* _Activity_
What you return should match the data exactly, from the first line to the last.

[Excerpts from an interface dataset]
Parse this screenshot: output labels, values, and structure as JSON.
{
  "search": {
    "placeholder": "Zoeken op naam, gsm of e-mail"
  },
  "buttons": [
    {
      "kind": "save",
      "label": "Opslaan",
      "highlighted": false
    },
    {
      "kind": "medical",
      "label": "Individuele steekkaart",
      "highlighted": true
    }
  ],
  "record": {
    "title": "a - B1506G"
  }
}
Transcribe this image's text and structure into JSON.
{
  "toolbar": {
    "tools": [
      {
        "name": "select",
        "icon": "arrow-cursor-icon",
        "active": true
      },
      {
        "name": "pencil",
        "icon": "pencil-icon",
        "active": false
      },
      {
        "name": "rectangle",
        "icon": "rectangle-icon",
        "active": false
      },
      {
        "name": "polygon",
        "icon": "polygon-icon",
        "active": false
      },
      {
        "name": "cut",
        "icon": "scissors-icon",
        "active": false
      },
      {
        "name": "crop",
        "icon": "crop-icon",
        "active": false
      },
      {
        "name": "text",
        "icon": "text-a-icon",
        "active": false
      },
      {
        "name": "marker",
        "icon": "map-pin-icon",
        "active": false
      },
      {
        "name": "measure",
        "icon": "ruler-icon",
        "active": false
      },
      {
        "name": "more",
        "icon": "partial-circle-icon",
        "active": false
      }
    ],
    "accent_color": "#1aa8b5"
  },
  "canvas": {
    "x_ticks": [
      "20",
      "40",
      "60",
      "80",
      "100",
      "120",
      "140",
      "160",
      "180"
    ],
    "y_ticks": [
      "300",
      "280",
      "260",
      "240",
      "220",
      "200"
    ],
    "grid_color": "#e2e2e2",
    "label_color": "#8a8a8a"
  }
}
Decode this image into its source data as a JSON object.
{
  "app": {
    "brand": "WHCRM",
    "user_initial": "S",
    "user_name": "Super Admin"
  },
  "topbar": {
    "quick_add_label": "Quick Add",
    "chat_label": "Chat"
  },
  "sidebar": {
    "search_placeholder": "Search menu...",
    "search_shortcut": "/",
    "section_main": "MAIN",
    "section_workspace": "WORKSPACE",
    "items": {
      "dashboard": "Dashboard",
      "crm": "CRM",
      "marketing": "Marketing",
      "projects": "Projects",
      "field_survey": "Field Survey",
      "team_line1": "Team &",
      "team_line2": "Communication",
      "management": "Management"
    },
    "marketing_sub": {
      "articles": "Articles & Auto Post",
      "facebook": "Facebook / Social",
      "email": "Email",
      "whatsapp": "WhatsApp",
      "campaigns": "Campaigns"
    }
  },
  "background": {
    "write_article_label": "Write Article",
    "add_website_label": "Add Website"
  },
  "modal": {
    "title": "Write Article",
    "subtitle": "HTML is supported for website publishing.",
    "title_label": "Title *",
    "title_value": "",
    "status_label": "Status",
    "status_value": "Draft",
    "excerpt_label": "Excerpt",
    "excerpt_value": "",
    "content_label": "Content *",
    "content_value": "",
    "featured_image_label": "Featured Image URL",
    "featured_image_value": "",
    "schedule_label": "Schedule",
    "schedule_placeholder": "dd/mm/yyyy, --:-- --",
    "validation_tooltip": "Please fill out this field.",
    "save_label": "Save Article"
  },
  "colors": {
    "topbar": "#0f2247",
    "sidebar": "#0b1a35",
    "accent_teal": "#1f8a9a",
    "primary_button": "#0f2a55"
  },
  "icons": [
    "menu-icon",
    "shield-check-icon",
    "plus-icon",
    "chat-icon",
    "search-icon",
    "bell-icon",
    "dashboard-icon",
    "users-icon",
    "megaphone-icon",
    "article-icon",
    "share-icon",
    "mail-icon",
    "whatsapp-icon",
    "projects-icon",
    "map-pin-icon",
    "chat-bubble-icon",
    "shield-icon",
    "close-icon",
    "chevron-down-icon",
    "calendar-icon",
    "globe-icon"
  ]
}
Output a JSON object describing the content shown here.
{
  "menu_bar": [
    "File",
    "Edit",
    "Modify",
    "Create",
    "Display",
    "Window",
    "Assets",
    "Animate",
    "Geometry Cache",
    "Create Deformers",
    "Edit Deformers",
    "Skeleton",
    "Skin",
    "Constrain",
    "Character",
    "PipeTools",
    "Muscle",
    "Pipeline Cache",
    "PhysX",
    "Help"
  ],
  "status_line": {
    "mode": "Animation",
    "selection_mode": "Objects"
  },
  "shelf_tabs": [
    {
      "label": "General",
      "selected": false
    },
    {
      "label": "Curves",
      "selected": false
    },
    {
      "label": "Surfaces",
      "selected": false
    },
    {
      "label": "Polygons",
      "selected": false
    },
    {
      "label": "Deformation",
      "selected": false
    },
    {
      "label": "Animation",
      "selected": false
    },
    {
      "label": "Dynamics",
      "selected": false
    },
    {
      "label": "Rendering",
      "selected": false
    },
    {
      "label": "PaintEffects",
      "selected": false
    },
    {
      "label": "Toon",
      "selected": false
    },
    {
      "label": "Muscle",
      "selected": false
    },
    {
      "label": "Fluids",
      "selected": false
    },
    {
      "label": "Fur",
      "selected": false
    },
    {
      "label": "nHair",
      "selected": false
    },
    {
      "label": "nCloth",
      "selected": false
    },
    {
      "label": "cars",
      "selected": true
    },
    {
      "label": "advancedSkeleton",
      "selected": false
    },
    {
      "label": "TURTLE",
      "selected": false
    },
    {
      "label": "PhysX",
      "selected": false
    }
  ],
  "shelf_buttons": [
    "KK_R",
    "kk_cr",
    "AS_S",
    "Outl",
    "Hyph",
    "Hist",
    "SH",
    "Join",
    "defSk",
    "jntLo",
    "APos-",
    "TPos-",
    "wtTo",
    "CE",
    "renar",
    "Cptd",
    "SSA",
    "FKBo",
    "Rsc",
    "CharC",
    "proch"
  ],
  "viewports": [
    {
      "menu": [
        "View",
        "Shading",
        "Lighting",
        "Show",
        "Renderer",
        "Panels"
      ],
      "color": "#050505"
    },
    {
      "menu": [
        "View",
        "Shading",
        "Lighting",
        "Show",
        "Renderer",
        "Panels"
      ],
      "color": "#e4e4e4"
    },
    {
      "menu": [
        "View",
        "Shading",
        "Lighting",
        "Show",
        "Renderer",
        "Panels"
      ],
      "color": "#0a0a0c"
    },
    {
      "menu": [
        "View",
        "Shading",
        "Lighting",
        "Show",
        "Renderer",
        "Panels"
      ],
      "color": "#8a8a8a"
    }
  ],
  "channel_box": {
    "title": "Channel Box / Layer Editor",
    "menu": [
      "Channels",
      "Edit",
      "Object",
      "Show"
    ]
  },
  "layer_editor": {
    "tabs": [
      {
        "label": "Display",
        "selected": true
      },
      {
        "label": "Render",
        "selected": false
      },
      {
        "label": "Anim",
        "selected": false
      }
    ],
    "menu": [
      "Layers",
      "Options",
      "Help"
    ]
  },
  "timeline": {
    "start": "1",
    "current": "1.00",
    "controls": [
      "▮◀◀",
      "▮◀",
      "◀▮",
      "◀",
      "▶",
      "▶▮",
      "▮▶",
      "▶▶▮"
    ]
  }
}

* _Reply to the task_
Parse this screenshot: output labels, values, and structure as JSON.
{
  "search": {
    "placeholder": "Zoeken op naam, gsm of e-mail"
  },
  "buttons": [
    {
      "kind": "save",
      "label": "Opslaan",
      "highlighted": false
    },
    {
      "kind": "medical",
      "label": "Individuele steekkaart",
      "highlighted": true
    }
  ],
  "record": {
    "title": "a - B1506G"
  }
}
Transcribe this image's text and structure into JSON.
{
  "toolbar": {
    "tools": [
      {
        "name": "select",
        "icon": "arrow-cursor-icon",
        "active": true
      },
      {
        "name": "pencil",
        "icon": "pencil-icon",
        "active": false
      },
      {
        "name": "rectangle",
        "icon": "rectangle-icon",
        "active": false
      },
      {
        "name": "polygon",
        "icon": "polygon-icon",
        "active": false
      },
      {
        "name": "cut",
        "icon": "scissors-icon",
        "active": false
      },
      {
        "name": "crop",
        "icon": "crop-icon",
        "active": false
      },
      {
        "name": "text",
        "icon": "text-a-icon",
        "active": false
      },
      {
        "name": "marker",
        "icon": "map-pin-icon",
        "active": false
      },
      {
        "name": "measure",
        "icon": "ruler-icon",
        "active": false
      },
      {
        "name": "more",
        "icon": "partial-circle-icon",
        "active": false
      }
    ],
    "accent_color": "#1aa8b5"
  },
  "canvas": {
    "x_ticks": [
      "20",
      "40",
      "60",
      "80",
      "100",
      "120",
      "140",
      "160",
      "180"
    ],
    "y_ticks": [
      "300",
      "280",
      "260",
      "240",
      "220",
      "200"
    ],
    "grid_color": "#e2e2e2",
    "label_color": "#8a8a8a"
  }
}
Decode this image into its source data as a JSON object.
{
  "app": {
    "brand": "WHCRM",
    "user_initial": "S",
    "user_name": "Super Admin"
  },
  "topbar": {
    "quick_add_label": "Quick Add",
    "chat_label": "Chat"
  },
  "sidebar": {
    "search_placeholder": "Search menu...",
    "search_shortcut": "/",
    "section_main": "MAIN",
    "section_workspace": "WORKSPACE",
    "items": {
      "dashboard": "Dashboard",
      "crm": "CRM",
      "marketing": "Marketing",
      "projects": "Projects",
      "field_survey": "Field Survey",
      "team_line1": "Team &",
      "team_line2": "Communication",
      "management": "Management"
    },
    "marketing_sub": {
      "articles": "Articles & Auto Post",
      "facebook": "Facebook / Social",
      "email": "Email",
      "whatsapp": "WhatsApp",
      "campaigns": "Campaigns"
    }
  },
  "background": {
    "write_article_label": "Write Article",
    "add_website_label": "Add Website"
  },
  "modal": {
    "title": "Write Article",
    "subtitle": "HTML is supported for website publishing.",
    "title_label": "Title *",
    "title_value": "",
    "status_label": "Status",
    "status_value": "Draft",
    "excerpt_label": "Excerpt",
    "excerpt_value": "",
    "content_label": "Content *",
    "content_value": "",
    "featured_image_label": "Featured Image URL",
    "featured_image_value": "",
    "schedule_label": "Schedule",
    "schedule_placeholder": "dd/mm/yyyy, --:-- --",
    "validation_tooltip": "Please fill out this field.",
    "save_label": "Save Article"
  },
  "colors": {
    "topbar": "#0f2247",
    "sidebar": "#0b1a35",
    "accent_teal": "#1f8a9a",
    "primary_button": "#0f2a55"
  },
  "icons": [
    "menu-icon",
    "shield-check-icon",
    "plus-icon",
    "chat-icon",
    "search-icon",
    "bell-icon",
    "dashboard-icon",
    "users-icon",
    "megaphone-icon",
    "article-icon",
    "share-icon",
    "mail-icon",
    "whatsapp-icon",
    "projects-icon",
    "map-pin-icon",
    "chat-bubble-icon",
    "shield-icon",
    "close-icon",
    "chevron-down-icon",
    "calendar-icon",
    "globe-icon"
  ]
}
Output a JSON object describing the content shown here.
{
  "menu_bar": [
    "File",
    "Edit",
    "Modify",
    "Create",
    "Display",
    "Window",
    "Assets",
    "Animate",
    "Geometry Cache",
    "Create Deformers",
    "Edit Deformers",
    "Skeleton",
    "Skin",
    "Constrain",
    "Character",
    "PipeTools",
    "Muscle",
    "Pipeline Cache",
    "PhysX",
    "Help"
  ],
  "status_line": {
    "mode": "Animation",
    "selection_mode": "Objects"
  },
  "shelf_tabs": [
    {
      "label": "General",
      "selected": false
    },
    {
      "label": "Curves",
      "selected": false
    },
    {
      "label": "Surfaces",
      "selected": false
    },
    {
      "label": "Polygons",
      "selected": false
    },
    {
      "label": "Deformation",
      "selected": false
    },
    {
      "label": "Animation",
      "selected": false
    },
    {
      "label": "Dynamics",
      "selected": false
    },
    {
      "label": "Rendering",
      "selected": false
    },
    {
      "label": "PaintEffects",
      "selected": false
    },
    {
      "label": "Toon",
      "selected": false
    },
    {
      "label": "Muscle",
      "selected": false
    },
    {
      "label": "Fluids",
      "selected": false
    },
    {
      "label": "Fur",
      "selected": false
    },
    {
      "label": "nHair",
      "selected": false
    },
    {
      "label": "nCloth",
      "selected": false
    },
    {
      "label": "cars",
      "selected": true
    },
    {
      "label": "advancedSkeleton",
      "selected": false
    },
    {
      "label": "TURTLE",
      "selected": false
    },
    {
      "label": "PhysX",
      "selected": false
    }
  ],
  "shelf_buttons": [
    "KK_R",
    "kk_cr",
    "AS_S",
    "Outl",
    "Hyph",
    "Hist",
    "SH",
    "Join",
    "defSk",
    "jntLo",
    "APos-",
    "TPos-",
    "wtTo",
    "CE",
    "renar",
    "Cptd",
    "SSA",
    "FKBo",
    "Rsc",
    "CharC",
    "proch"
  ],
  "viewports": [
    {
      "menu": [
        "View",
        "Shading",
        "Lighting",
        "Show",
        "Renderer",
        "Panels"
      ],
      "color": "#050505"
    },
    {
      "menu": [
        "View",
        "Shading",
        "Lighting",
        "Show",
        "Renderer",
        "Panels"
      ],
      "color": "#e4e4e4"
    },
    {
      "menu": [
        "View",
        "Shading",
        "Lighting",
        "Show",
        "Renderer",
        "Panels"
      ],
      "color": "#0a0a0c"
    },
    {
      "menu": [
        "View",
        "Shading",
        "Lighting",
        "Show",
        "Renderer",
        "Panels"
      ],
      "color": "#8a8a8a"
    }
  ],
  "channel_box": {
    "title": "Channel Box / Layer Editor",
    "menu": [
      "Channels",
      "Edit",
      "Object",
      "Show"
    ]
  },
  "layer_editor": {
    "tabs": [
      {
        "label": "Display",
        "selected": true
      },
      {
        "label": "Render",
        "selected": false
      },
      {
        "label": "Anim",
        "selected": false
      }
    ],
    "menu": [
      "Layers",
      "Options",
      "Help"
    ]
  },
  "timeline": {
    "start": "1",
    "current": "1.00",
    "controls": [
      "▮◀◀",
      "▮◀",
      "◀▮",
      "◀",
      "▶",
      "▶▮",
      "▮▶",
      "▶▶▮"
    ]
  }
}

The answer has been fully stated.